class present their backs to the churchyard. Only a few inches separate the living from the dead. Here, a window is partly blocked up by the pediment of a tomb; there, where the street falls far below the level of the graves, a chimney has been trained up the back of a monument, and a red pot looks vulgarly over from behind. A damp smell of the graveyard finds its way into houses where workmen sit at meat. Domestic life on a small scale goes forward visibly at the windows. The very solitude and stillness of the enclosure, which lies apart from the town's traffic, serves to accentuate the contrast. As you walk

The second excerpt represents the present or the deciding factor of the moment, and is drawn from The Mirror of the Sea by Joseph Conrad:

instantly mastered himself, and, wrapping up the cloak closer about him, sat down on the deck again as quiet as ever.

"Yes, it must be the work of some scoundrel ashore," I observed.

He pulled the edge of the hood well forward over his brow before he muttered:

"A scoundrel. . . . Yes. . . . It's evident."

"Well," I said, "they can't get us, that's clear."

"No," he assented quietly, "they cannot."

We shaved the Cape very close to avoid an adverse current. On the other side, by the effect of the land, the wind failed us so completely for a moment that the Tremolino's two great lofty sails


The Mirror of the Sea
The third excerpt represents the future or something you must embrace, and is drawn from The Garden Party by Katherine Mansfield:

father?"

"You're tired again," said Charlotte reproachfully, and she stopped the rocker and offered her warm plum-like cheek. Bright-haired Ethel pecked his beard, Marion's lips brushed his ear.

"Did you walk back, father?" asked Charlotte.

"Yes, I walked home," said old Mr. Neave, and he sank into one of the immense drawing-room chairs.

"But why didn't you take a cab?" said Ethel. "There are hundred of cabs about at that time."

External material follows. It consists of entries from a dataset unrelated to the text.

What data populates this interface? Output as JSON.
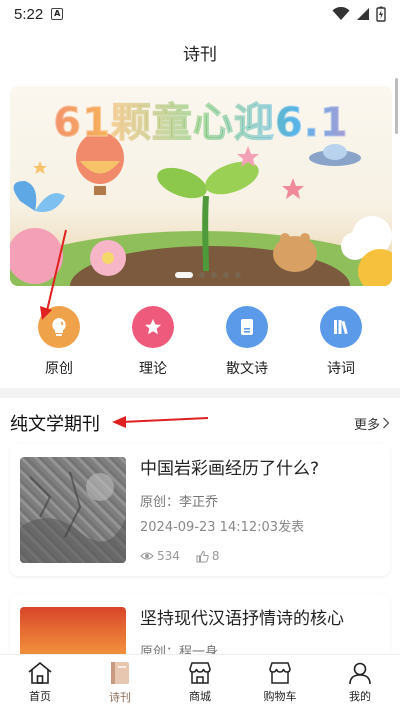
{
  "status": {
    "time": "5:22",
    "notif_letter": "A"
  },
  "header": {
    "title": "诗刊"
  },
  "banner": {
    "text": "61颗童心迎6.1"
  },
  "categories": [
    {
      "label": "原创",
      "icon": "lightbulb-icon",
      "color": "#f0a24a"
    },
    {
      "label": "理论",
      "icon": "star-icon",
      "color": "#ee5a7c"
    },
    {
      "label": "散文诗",
      "icon": "document-icon",
      "color": "#5a9ae8"
    },
    {
      "label": "诗词",
      "icon": "books-icon",
      "color": "#5a9ae8"
    }
  ],
  "section": {
    "title": "纯文学期刊",
    "more": "更多"
  },
  "articles": [
    {
      "title": "中国岩彩画经历了什么?",
      "author": "原创：李正乔",
      "date": "2024-09-23 14:12:03发表",
      "views": "534",
      "likes": "8"
    },
    {
      "title": "坚持现代汉语抒情诗的核心",
      "author": "原创：程一身"
    }
  ],
  "nav": [
    {
      "label": "首页",
      "icon": "home-icon"
    },
    {
      "label": "诗刊",
      "icon": "book-icon"
    },
    {
      "label": "商城",
      "icon": "shop-icon"
    },
    {
      "label": "购物车",
      "icon": "cart-store-icon"
    },
    {
      "label": "我的",
      "icon": "user-icon"
    }
  ],
  "colors": {
    "accent": "#8a6a55",
    "annotation": "#e02020"
  }
}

"My dear Ethel," cried Marion, "if father prefers to tire himself out, I really don't see what business of ours it is to interfere."